When you tilt your head sideways enough to understand what’s going on there, an interesting thought emerges: we don’t tax people to raise revenue, we tax them to reduce inflation. Recall, we don’t need to tax people to raise revenue because “transferring” money is a nonsense notion. To increase the government’s cash account, we can just credit it with more money in the computer. So since we don’t need to tax people to increase the government’s cash pile, the only reason we do it is to cut inflation. That is its only function here. Importantly, when inflation is not a threat, the government will not need to debit the accounts of others (i.e. “tax” them). It can just credit its own account, without making any offsetting debit of any account elsewhere, and spend it.

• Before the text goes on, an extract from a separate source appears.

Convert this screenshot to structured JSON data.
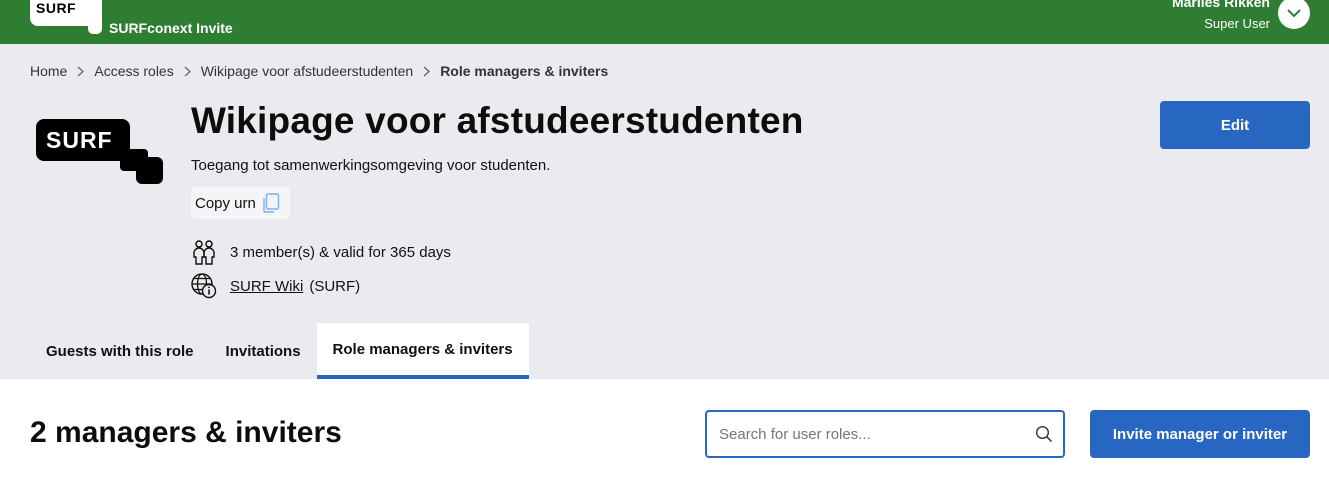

So “raising revenue” is a nonsense notion under this way of thinking about money. The government does not need to reduce anyone’s pile of money to increase its own pile of money. It may want to reduce other people’s pile of money to ensure that increasing its own pile of money (and spending it) does not cause inflation. But that reduction of other people’s pile of money (i.e. taxation) is not about raising revenue then: it is about fighting inflation.
To repeat: I have not read any of the major texts on this (not even sure yet what they are). But this is how my mind has made sense of what I have read so far. All of this seems correct to me as a way of describing what’s going on. It is not how our minds usually categorize the process of taxing and spending, but it is not an invalid or incorrect way to do so, as far as I can tell.
I am less clear, at this point, what re-categorizing things like this does for us policy-wise though. At the present moment, it would tell us to expand the monetary base and spend it on things (since there are idle resources). But people already say to do that: see helicopter drops. How is this different from a helicopter drop except insofar as it only drops the money into the government’s bank account? Also, is this stuff supposed to lead us to conclude that fiscal policy is the best way to manage inflation (by ticking up and down taxes) as opposed to forcing fiscal policy to always keep symmetric accounting (increasing its accounts only by decreasing other accounts elsewhere) and letting the Federal Reserve manage inflation through interest rate policy? By itself, I don’t see it leading to that conclusion.
Anyways, those are my thoughts. Interested to hear feedback.